By Bob Beretta
As he walked through the corridors beneath West Point’s Michie Stadium, the Academy’s new athletic director couldn’t believe his eyes. Drab gray paint on the walls ... non-distinctive signage ... very little tie between the fabled college football program so firmly embroidered into the fabric of the sport, and the stadium that housed so much of its storied success.
And it wasn’t just football that lacked a representative material legacy to behold, a place where fans could celebrate Army’s vast athletic achievements, a suitable shrine to one of the nation’s most respected athletic programs. None of Army’s sea of sporting accomplishments were heralded in any significant manner in any of the athletic facilities.
It was the summer of 1980 and Carl Ullrich had just accepted his position as director of athletics at the United States Military Academy, signed on to become the first civilian athletic director in West Point’s proud history. He was an opened-minded thinker without boundaries, a man with a vision as clear as the view off Trophy Point for the manner in which a Division I athletic program should be run.
Now, as he settled into his position during the first few months on the job, he was shocked to witness the glaring absence of an Army Sports Hall of Fame. No place where the legends of Blaik, Blanchard and Davis could leap to life, no place that allowed their images to run as free as one of the “Touchdown Twins’” patented sweeps off right end.
“I was amazed when I got here that there wasn’t a hall of fame already established,” Ullrich recalls. “That’s one thing that I wanted very much to do. But I was advised against starting one. Folks that had been at the Academy for quite a while told me that there was too much politics involved in starting one.”
So Ullrich did the next best thing. He did what he could to honor the most deserving athletes, began to pave the path that would eventually lead straight through the shiny, star-studded Kenna Hall of Army Sports, a place that suitably celebrates the countless Army triumphs on those fields of friendly strife. And while it couldn’t have been farther from his mind, Ullrich began his own long journey toward Army’s forever.
First, he developed the Army “A” Room, a cozy space behind Michie’s East Stands that served as a “mini” museum for the Black Knights’ history-soaked football program. Then he gained financing that allowed for the recognition of the Army Athletic Association Award winners an honor bestowed upon the top male and female athletes of each West Point graduating class inside Holleder Center.
“Those things were fairly well received,” remembers Ullrich. “But I really wanted to do so much more to honor our past.”
Today, Ullrich is signature part of that past, a visionary whose untethered vision led to the renaissance of Army’s football program, and the athletic program as a whole, during his decade-long tenure in charge of the Black Knights’ athletic program. For those reasons, he becomes the first administrator inducted into the Army Sports Hall of Fame, a pride-brimming member of the seven-person Class of 2007.

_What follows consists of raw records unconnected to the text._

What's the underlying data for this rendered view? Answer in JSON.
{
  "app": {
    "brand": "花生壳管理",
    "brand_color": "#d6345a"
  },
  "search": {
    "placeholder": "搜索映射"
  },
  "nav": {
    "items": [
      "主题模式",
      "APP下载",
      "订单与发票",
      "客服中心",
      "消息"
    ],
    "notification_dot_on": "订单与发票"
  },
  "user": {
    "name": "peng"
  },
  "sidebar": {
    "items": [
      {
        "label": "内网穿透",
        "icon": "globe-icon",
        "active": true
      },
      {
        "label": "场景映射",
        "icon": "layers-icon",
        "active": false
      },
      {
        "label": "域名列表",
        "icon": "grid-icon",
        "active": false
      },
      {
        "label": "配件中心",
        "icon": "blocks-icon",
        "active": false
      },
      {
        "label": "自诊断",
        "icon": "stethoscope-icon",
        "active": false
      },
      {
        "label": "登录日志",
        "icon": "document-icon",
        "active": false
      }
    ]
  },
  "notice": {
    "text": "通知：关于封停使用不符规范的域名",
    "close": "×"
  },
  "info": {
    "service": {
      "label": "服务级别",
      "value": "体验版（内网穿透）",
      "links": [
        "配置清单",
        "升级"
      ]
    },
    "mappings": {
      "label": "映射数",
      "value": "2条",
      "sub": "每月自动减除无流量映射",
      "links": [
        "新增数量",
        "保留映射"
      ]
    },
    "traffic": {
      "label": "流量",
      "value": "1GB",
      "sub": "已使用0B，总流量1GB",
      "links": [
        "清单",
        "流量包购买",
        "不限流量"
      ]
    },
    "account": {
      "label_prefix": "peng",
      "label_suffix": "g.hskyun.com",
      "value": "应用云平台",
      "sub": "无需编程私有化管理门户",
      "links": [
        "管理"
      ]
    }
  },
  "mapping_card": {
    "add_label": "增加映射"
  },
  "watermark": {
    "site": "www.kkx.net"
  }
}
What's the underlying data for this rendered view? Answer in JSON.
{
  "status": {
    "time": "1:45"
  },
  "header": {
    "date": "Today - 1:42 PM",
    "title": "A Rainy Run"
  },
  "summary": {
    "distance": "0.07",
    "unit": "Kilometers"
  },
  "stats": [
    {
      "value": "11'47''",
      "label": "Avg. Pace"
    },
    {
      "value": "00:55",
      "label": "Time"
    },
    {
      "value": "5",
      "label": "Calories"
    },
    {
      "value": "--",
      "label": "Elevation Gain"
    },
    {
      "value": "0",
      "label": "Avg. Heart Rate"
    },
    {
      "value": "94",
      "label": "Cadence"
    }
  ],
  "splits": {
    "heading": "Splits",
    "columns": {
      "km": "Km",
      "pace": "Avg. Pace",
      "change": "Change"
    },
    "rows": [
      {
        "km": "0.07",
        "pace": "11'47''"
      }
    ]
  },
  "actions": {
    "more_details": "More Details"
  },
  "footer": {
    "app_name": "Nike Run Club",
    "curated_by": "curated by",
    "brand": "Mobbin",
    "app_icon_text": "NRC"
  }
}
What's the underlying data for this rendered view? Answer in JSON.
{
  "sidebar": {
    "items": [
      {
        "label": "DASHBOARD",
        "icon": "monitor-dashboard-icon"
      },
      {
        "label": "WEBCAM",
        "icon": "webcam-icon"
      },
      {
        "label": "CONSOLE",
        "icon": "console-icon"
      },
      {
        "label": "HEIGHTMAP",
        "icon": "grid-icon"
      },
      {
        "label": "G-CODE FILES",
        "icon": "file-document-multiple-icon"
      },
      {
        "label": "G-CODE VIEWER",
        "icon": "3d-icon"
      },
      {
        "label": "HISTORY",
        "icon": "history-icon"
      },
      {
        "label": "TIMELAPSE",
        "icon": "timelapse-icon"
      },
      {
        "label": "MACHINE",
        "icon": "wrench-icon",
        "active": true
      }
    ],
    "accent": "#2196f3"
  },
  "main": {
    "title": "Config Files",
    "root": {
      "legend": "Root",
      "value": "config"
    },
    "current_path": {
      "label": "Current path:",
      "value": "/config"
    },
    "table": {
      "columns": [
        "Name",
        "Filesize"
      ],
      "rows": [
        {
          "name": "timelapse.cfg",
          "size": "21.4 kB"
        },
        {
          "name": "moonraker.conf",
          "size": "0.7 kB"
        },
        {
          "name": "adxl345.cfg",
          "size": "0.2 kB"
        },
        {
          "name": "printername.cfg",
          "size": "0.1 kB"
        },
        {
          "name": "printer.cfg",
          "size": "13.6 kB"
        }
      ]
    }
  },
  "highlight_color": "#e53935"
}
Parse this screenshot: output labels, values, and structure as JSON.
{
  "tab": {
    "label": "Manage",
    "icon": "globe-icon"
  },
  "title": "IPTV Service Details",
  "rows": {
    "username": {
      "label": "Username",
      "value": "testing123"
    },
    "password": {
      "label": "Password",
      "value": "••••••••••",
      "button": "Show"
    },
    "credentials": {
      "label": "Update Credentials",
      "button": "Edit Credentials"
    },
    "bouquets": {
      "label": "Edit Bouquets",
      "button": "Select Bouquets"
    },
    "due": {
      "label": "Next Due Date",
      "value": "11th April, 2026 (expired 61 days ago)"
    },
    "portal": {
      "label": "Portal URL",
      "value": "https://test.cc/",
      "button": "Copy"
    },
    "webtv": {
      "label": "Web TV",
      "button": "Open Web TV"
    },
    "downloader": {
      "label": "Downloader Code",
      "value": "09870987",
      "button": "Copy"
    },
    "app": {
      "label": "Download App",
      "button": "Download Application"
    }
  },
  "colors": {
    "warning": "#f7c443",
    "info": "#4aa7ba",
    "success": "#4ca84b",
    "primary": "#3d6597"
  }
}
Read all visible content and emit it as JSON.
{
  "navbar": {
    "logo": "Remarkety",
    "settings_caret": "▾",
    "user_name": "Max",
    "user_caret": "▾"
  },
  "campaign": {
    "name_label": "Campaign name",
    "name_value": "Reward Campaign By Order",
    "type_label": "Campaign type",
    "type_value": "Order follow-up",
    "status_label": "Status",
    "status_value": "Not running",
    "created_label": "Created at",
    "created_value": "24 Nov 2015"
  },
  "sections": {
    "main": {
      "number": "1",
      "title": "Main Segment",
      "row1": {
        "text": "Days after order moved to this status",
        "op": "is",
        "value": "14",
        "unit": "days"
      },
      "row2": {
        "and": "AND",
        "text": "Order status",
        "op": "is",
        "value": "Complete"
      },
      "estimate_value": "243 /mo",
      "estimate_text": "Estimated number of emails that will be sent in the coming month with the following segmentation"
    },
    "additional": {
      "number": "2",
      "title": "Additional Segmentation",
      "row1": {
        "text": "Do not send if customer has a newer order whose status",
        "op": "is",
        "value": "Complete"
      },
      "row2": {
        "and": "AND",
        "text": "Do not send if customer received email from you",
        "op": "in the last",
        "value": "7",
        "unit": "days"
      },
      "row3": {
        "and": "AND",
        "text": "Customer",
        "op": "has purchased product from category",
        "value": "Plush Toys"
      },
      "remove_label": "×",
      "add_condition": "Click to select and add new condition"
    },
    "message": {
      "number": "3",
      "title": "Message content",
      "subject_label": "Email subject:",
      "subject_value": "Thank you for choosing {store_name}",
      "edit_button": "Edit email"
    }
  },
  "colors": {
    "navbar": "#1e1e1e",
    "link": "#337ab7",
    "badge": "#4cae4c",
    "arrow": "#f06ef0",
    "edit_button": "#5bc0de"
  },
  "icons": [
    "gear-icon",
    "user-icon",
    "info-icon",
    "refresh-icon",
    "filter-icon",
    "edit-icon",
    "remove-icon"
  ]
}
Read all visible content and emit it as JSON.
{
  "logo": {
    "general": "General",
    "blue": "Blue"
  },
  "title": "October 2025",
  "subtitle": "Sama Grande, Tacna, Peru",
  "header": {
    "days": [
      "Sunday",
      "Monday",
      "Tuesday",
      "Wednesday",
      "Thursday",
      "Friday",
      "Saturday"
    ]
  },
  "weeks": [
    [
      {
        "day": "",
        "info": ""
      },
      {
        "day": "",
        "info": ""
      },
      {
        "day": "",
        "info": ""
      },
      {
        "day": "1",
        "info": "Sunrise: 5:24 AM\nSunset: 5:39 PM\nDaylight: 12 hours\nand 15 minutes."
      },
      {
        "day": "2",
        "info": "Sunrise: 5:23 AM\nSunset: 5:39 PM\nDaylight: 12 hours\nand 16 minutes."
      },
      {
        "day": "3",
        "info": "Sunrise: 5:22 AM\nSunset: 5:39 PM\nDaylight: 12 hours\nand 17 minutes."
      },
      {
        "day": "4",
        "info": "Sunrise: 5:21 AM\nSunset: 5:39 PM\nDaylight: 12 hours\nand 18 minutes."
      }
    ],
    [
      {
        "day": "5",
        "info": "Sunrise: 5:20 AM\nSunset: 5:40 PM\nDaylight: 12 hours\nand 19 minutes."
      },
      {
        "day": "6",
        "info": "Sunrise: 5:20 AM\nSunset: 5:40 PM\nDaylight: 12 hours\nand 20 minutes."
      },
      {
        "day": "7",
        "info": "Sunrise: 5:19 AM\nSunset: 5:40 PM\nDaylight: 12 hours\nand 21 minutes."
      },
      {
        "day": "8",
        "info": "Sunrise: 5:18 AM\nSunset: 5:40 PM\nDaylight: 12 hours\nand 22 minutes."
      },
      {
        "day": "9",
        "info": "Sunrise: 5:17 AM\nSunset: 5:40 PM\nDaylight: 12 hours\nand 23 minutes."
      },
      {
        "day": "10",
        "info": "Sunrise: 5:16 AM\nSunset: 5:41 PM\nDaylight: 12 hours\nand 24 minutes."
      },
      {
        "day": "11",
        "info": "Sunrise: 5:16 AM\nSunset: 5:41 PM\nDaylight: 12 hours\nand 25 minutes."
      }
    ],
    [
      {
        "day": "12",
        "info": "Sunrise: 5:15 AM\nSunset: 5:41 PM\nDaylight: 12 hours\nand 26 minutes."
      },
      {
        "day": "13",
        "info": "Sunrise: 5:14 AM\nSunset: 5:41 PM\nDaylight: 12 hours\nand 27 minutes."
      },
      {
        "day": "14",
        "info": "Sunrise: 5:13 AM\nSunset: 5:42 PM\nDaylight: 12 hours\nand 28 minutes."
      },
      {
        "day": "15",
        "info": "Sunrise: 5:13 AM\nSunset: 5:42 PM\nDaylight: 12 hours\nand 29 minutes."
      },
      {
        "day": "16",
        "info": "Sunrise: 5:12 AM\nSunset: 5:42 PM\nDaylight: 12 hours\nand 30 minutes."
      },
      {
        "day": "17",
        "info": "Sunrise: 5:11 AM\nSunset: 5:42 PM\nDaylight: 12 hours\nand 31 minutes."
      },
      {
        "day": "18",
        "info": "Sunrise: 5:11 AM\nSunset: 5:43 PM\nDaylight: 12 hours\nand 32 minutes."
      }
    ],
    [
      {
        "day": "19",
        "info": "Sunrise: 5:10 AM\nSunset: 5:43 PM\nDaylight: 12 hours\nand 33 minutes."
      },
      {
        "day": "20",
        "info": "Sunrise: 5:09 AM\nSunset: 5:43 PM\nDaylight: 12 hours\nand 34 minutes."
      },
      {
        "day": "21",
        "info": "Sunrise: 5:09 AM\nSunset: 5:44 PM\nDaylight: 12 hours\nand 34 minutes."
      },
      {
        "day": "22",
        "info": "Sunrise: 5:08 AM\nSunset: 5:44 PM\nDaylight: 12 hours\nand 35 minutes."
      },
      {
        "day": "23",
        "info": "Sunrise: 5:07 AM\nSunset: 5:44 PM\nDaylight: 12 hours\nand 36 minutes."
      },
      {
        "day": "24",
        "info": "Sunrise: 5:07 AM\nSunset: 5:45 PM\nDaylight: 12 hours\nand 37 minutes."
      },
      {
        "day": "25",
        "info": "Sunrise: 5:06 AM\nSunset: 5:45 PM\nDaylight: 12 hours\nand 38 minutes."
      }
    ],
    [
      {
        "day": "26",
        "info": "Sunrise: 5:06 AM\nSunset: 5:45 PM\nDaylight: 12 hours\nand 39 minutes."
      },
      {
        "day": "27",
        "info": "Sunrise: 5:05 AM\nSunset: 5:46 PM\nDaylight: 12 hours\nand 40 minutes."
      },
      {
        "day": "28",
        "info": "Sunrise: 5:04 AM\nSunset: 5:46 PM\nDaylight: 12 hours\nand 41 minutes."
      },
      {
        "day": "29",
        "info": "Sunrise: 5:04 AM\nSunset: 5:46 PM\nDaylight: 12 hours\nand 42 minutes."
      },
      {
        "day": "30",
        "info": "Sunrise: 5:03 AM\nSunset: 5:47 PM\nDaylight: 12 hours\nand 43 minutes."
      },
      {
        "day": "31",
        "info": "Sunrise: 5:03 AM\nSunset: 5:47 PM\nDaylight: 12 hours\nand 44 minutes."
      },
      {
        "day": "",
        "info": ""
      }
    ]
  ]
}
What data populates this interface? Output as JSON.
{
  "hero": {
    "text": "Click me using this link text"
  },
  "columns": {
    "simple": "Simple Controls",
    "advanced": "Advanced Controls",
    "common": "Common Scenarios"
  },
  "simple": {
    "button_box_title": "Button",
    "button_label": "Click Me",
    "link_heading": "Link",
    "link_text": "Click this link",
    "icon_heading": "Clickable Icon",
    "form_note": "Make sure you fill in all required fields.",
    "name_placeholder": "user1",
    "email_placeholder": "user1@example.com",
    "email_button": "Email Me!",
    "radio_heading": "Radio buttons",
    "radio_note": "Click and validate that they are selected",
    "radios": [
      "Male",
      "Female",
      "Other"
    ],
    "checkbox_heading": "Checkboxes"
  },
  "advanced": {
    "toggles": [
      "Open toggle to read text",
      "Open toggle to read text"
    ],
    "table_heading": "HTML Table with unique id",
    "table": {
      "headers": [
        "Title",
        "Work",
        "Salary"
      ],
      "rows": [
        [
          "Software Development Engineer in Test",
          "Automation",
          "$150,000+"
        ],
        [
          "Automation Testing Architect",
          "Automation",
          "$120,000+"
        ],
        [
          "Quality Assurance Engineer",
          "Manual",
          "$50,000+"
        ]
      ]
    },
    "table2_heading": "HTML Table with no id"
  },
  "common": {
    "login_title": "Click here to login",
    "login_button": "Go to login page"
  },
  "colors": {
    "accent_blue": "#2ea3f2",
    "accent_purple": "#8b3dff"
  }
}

Joined by the likes of lacrosse standout Tom Cafaro (USMA 71), dual-sport dynamo Alma Cobb (USMA 84), baseball star Barry DeBolt (USMA 66), three-sport wizard Arnold Galiffa (USMA 50), tennis and squash specialist Charlie Oliver (USMA 49), and legendary three-sport All-American “Lighthorse” Harry Wilson (USMA 28), Ullrich stands as part of the fourth group to be inducted into the very hall of which he once dreamt. He just never anticipated he’d be a part of it, never thought he’d have his own seat in the room some day.
“The letter from (Army) Athletic Director Kevin Anderson telling me that I had been elected to the Army Sports Hall of Fame was an even bigger shock than getting the phone call offering me the job as West Point’s athletic director,” Ullrich says in an uneven voice thick with emotion. “It was really a great shock and very humbling feeling. At the same time, I am very appreciative of the honor and of the things we accomplished during my 10 years.
“There is a very high level of pride. This is a reflection on the team we built during my time as athletic director, recognizing and thinking back on all those wonderful people who ordinarily are not thought of. They are the reason the program was successful. They are the reason I was thought of to be inducted. I was fortunate enough to hire some very good people and perhaps motivate others to have a quality team effort.”
Carl Ullrich often dreamed of building a place where Army’s proud athletic past could spring to life, a place where the feats of field generals and fullbacks could transcend generations. He just never imagined he’d be right there with them.
Today, that groundbreaking administrator with all those wonderful ideas takes his rightful place alongside national champions and Heisman Trophy winners, stands shoulder to shoulder with Blanchard, Davis and the rest of Army’s sports heroes deep into Army’s forever.
It’s one possibility he never pictured.
Bob Beretta is the Senior Associate Athletic Director for Athletic Communications at West Point.